[Data excerpts]
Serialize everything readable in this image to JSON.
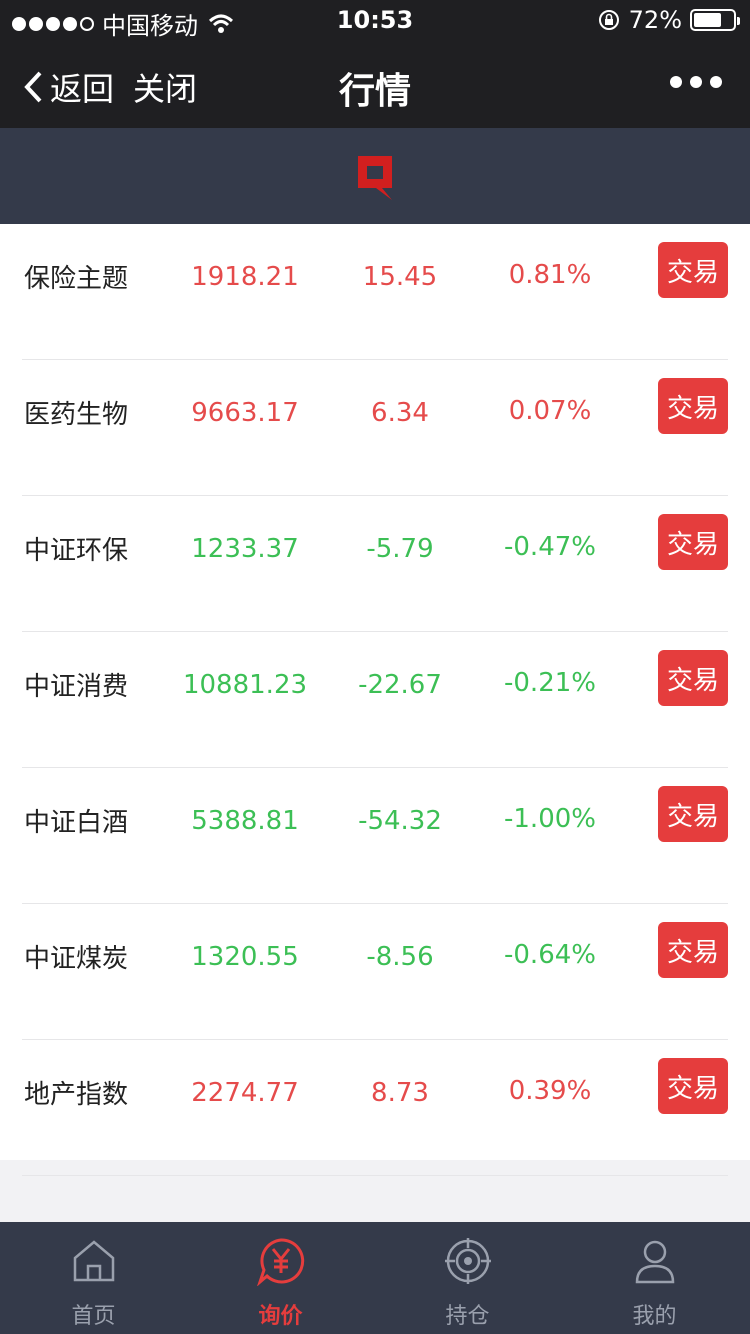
{
  "status": {
    "carrier": "中国移动",
    "time": "10:53",
    "battery": "72%"
  },
  "nav": {
    "back": "返回",
    "close": "关闭",
    "title": "行情"
  },
  "rows": [
    {
      "name": "保险主题",
      "price": "1918.21",
      "change": "15.45",
      "pct": "0.81%",
      "trend": "up",
      "button": "交易"
    },
    {
      "name": "医药生物",
      "price": "9663.17",
      "change": "6.34",
      "pct": "0.07%",
      "trend": "up",
      "button": "交易"
    },
    {
      "name": "中证环保",
      "price": "1233.37",
      "change": "-5.79",
      "pct": "-0.47%",
      "trend": "down",
      "button": "交易"
    },
    {
      "name": "中证消费",
      "price": "10881.23",
      "change": "-22.67",
      "pct": "-0.21%",
      "trend": "down",
      "button": "交易"
    },
    {
      "name": "中证白酒",
      "price": "5388.81",
      "change": "-54.32",
      "pct": "-1.00%",
      "trend": "down",
      "button": "交易"
    },
    {
      "name": "中证煤炭",
      "price": "1320.55",
      "change": "-8.56",
      "pct": "-0.64%",
      "trend": "down",
      "button": "交易"
    },
    {
      "name": "地产指数",
      "price": "2274.77",
      "change": "8.73",
      "pct": "0.39%",
      "trend": "up",
      "button": "交易"
    }
  ],
  "tabs": [
    {
      "label": "首页",
      "icon": "home-icon",
      "active": false
    },
    {
      "label": "询价",
      "icon": "yuan-quote-icon",
      "active": true
    },
    {
      "label": "持仓",
      "icon": "target-icon",
      "active": false
    },
    {
      "label": "我的",
      "icon": "user-icon",
      "active": false
    }
  ],
  "colors": {
    "up": "#e54b4b",
    "down": "#3cbf55",
    "accent": "#e53d3d"
  }
}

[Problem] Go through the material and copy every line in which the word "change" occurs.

[The completed task]
      "change": "15.45",
      "change": "6.34",
      "change": "-5.79",
      "change": "-22.67",
      "change": "-54.32",
      "change": "-8.56",
      "change": "8.73",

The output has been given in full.